Top of INFORMATION GIVEN
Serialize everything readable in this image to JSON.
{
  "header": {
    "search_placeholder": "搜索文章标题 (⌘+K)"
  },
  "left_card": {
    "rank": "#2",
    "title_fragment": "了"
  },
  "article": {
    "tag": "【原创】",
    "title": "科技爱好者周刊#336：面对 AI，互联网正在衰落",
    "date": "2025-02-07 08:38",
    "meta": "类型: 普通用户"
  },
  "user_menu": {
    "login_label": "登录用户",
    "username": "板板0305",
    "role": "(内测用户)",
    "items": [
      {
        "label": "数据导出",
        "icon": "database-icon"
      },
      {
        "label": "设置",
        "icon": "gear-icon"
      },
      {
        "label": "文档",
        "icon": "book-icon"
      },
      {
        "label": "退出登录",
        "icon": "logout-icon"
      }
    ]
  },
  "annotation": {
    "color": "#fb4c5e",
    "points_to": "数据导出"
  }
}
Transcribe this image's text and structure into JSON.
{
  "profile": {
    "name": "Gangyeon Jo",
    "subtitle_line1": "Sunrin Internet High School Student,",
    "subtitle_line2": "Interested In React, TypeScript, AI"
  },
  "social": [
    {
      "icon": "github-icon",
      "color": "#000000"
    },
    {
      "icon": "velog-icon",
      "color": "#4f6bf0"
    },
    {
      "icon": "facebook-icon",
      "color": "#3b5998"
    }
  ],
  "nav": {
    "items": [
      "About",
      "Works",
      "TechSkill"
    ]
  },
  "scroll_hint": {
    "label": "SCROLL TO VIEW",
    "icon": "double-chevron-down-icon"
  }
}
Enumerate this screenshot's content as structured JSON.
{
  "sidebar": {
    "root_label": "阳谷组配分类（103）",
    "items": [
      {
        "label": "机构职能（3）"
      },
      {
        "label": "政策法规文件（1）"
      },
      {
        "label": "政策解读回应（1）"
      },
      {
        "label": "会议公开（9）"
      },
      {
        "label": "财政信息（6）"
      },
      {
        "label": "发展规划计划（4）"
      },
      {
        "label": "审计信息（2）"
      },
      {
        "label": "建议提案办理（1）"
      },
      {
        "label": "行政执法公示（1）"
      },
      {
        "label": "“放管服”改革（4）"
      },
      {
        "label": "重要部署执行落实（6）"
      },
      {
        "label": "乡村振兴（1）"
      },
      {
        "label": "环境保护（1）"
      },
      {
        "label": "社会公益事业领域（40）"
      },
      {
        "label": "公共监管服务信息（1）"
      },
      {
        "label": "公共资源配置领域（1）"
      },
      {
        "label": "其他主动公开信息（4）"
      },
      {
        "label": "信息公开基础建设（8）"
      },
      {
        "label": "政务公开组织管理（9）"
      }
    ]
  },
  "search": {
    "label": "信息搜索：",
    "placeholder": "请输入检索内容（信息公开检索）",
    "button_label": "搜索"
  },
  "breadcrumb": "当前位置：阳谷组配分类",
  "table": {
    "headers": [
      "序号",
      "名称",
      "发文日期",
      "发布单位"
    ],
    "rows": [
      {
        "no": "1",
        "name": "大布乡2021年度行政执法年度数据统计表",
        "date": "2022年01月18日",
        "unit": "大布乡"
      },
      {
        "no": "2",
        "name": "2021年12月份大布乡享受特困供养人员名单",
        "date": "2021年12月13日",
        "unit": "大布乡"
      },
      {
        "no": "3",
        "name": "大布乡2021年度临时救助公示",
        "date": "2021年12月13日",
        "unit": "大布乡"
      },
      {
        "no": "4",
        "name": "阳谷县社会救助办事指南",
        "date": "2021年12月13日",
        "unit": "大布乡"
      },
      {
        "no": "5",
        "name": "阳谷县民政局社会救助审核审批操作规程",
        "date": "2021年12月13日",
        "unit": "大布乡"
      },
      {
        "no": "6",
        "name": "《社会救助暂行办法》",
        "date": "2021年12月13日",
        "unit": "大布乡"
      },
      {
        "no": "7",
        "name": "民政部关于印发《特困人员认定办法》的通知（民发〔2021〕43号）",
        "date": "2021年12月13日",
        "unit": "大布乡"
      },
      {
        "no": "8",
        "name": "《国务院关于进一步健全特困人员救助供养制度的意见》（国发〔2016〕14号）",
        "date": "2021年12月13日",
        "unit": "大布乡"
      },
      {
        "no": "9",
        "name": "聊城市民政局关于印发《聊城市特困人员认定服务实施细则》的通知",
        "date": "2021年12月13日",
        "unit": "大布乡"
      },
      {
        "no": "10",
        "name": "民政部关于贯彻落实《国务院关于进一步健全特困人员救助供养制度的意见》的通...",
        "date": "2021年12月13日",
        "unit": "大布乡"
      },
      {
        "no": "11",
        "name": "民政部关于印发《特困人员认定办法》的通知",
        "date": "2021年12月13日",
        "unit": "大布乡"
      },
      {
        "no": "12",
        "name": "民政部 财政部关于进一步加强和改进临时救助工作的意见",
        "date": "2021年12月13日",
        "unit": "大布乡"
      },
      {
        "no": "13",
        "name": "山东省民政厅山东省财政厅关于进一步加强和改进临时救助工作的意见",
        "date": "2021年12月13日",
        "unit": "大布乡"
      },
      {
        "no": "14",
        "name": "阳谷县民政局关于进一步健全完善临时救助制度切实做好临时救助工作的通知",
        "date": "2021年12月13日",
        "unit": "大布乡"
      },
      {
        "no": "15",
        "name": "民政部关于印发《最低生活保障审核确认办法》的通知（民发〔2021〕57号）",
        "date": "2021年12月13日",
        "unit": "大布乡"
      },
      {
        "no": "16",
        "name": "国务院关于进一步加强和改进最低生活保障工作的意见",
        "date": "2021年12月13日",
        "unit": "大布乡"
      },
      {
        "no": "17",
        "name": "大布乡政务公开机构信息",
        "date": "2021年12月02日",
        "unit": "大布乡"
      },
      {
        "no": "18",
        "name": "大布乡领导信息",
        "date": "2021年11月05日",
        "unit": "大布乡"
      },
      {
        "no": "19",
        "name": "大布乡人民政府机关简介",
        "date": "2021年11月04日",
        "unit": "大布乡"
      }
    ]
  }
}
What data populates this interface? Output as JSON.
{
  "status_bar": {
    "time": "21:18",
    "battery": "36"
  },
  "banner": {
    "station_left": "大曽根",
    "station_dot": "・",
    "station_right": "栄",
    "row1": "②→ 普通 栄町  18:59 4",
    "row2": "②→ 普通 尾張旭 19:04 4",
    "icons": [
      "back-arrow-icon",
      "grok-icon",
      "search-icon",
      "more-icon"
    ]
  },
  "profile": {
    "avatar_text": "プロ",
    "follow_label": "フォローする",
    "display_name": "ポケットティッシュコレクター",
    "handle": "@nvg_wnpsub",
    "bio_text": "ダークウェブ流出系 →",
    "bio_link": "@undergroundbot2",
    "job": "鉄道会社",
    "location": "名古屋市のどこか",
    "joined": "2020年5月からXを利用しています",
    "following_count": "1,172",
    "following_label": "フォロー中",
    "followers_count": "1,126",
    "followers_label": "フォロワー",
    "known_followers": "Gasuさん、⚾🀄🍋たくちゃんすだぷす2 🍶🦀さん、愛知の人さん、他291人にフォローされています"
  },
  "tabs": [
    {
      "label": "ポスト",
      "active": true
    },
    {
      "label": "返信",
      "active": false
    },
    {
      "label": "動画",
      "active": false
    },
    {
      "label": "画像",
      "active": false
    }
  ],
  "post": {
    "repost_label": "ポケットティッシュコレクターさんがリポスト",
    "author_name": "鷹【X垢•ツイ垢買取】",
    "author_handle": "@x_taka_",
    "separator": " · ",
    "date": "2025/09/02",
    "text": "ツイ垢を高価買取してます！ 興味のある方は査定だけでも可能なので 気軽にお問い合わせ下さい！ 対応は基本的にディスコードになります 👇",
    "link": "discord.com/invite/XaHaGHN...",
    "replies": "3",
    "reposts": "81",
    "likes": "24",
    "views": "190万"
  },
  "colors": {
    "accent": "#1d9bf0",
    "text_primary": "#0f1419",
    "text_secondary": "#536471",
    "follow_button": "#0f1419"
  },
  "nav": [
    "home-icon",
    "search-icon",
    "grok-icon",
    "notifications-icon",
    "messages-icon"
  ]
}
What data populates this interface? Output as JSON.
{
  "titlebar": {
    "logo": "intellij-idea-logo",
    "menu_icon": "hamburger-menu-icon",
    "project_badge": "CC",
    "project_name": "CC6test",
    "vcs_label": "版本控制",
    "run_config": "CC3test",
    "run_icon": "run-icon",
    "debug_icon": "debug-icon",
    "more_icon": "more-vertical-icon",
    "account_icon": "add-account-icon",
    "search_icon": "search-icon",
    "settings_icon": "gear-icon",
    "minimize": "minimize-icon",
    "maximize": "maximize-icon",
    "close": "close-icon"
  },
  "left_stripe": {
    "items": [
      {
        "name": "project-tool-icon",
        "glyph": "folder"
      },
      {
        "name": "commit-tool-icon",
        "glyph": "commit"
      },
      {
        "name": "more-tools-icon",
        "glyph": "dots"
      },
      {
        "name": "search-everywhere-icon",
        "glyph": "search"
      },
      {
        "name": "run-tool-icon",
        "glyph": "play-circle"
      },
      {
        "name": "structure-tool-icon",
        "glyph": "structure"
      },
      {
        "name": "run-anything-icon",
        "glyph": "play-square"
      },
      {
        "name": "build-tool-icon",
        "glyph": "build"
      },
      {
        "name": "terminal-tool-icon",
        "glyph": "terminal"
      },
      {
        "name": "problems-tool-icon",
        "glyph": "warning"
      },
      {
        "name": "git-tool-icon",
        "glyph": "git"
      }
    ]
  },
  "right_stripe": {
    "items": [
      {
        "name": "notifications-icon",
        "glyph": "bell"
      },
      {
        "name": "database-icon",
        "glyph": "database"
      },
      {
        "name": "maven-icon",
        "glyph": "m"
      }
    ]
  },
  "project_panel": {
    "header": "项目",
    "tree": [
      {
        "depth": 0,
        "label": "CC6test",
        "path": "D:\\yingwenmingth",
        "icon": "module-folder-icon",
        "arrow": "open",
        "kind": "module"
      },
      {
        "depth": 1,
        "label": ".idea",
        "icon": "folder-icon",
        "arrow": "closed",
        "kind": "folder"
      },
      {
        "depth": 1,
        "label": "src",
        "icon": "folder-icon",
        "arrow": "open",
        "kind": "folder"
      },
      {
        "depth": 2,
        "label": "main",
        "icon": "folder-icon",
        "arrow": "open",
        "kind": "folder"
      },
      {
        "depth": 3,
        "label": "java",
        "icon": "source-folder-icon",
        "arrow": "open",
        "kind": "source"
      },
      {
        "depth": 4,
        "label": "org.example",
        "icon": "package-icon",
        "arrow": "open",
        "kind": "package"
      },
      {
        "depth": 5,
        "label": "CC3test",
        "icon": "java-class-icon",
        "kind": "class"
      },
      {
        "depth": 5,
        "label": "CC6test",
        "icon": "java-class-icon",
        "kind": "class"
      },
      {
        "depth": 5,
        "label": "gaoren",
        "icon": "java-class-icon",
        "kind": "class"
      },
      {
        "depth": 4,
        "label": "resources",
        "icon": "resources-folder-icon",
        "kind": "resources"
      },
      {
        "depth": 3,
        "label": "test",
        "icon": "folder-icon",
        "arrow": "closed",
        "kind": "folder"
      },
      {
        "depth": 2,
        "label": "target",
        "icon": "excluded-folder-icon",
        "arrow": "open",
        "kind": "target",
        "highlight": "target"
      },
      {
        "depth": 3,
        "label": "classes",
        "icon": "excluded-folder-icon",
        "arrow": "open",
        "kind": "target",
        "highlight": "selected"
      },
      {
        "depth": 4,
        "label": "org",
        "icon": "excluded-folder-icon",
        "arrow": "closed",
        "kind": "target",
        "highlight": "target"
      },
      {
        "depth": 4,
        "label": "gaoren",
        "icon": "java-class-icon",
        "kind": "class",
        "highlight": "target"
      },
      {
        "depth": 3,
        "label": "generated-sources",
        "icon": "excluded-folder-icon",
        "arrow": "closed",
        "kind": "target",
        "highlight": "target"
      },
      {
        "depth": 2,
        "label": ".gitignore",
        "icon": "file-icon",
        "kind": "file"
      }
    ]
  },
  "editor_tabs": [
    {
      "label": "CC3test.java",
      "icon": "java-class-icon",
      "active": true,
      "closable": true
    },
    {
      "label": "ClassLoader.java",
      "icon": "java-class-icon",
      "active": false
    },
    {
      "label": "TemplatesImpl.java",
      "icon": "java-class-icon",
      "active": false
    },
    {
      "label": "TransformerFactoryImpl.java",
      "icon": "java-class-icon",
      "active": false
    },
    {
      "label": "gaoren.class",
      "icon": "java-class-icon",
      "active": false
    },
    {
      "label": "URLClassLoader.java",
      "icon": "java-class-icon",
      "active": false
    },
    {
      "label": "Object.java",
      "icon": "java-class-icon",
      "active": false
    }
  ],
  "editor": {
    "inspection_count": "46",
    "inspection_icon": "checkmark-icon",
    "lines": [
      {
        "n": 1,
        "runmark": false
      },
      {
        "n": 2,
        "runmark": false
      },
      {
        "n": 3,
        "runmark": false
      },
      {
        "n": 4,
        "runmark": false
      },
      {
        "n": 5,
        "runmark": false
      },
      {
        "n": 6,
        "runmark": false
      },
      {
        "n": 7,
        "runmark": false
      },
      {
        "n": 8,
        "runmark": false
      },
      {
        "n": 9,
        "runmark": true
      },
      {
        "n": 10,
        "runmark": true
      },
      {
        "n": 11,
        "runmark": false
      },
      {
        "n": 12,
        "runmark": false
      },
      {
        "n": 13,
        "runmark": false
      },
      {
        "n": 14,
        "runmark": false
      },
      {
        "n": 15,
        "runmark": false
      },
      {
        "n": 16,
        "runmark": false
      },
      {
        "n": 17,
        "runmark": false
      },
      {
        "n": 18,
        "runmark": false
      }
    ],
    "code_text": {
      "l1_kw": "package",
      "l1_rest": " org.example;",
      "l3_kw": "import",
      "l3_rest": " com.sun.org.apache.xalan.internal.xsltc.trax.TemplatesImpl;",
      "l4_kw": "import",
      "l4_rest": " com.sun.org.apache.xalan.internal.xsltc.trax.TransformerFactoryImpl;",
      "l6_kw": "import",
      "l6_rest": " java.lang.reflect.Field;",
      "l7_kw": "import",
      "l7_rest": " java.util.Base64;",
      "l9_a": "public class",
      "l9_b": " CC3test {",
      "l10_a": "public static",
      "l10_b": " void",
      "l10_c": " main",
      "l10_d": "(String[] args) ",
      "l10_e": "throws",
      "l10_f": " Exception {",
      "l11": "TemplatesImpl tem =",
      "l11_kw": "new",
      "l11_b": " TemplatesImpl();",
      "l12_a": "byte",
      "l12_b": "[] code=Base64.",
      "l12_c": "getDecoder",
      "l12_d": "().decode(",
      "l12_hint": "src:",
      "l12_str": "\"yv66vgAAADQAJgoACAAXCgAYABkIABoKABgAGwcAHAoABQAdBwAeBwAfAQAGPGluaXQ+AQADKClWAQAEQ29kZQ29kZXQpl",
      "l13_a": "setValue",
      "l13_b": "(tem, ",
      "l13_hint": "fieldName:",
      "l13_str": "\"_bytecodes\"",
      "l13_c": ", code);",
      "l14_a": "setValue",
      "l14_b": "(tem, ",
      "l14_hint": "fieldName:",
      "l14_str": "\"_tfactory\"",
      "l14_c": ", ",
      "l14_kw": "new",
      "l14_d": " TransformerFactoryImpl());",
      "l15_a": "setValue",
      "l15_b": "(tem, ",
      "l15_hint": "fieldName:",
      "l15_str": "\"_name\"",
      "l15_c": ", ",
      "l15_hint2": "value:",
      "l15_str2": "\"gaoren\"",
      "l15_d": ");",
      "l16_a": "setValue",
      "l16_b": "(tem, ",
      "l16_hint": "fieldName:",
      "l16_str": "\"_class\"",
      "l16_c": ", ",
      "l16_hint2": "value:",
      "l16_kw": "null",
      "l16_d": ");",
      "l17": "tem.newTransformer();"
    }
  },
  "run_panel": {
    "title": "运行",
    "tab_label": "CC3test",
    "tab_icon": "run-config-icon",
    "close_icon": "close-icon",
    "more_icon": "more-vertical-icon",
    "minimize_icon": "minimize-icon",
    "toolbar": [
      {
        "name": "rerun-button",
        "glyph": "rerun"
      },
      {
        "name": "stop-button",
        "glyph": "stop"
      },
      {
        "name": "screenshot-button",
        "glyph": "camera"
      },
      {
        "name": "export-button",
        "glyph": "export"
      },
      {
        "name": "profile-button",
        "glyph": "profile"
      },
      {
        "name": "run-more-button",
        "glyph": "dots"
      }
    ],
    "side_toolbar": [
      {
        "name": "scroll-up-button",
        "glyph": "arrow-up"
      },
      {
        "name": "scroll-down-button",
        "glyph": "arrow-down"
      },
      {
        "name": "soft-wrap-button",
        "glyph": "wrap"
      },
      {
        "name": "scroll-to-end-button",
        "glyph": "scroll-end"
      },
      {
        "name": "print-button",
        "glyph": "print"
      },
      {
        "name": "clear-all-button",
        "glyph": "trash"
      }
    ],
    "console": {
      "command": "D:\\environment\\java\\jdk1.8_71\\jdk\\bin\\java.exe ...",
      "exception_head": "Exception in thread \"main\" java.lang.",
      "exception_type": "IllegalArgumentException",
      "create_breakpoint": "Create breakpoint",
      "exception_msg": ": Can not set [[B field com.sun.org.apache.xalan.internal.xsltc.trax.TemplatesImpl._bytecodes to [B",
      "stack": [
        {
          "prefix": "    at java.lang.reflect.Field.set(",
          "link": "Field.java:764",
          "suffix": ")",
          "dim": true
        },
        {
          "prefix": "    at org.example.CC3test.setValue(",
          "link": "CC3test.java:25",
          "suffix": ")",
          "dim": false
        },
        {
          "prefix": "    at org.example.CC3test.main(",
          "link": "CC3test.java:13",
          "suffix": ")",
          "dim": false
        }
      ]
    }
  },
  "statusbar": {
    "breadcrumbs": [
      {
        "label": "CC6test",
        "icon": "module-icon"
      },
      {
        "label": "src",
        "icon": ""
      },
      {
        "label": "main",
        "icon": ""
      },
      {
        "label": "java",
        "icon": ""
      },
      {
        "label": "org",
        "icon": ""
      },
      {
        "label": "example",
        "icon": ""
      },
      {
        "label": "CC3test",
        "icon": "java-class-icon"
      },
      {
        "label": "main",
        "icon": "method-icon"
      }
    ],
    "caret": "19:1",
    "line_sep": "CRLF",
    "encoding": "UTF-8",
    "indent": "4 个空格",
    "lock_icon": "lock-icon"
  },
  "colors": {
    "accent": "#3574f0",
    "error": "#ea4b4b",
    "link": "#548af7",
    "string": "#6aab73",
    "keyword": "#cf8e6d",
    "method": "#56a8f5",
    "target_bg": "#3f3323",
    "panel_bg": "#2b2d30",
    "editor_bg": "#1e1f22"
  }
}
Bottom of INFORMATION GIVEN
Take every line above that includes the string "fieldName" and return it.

      "l13_hint": "fieldName:",
      "l14_hint": "fieldName:",
      "l15_hint": "fieldName:",
      "l16_hint": "fieldName:",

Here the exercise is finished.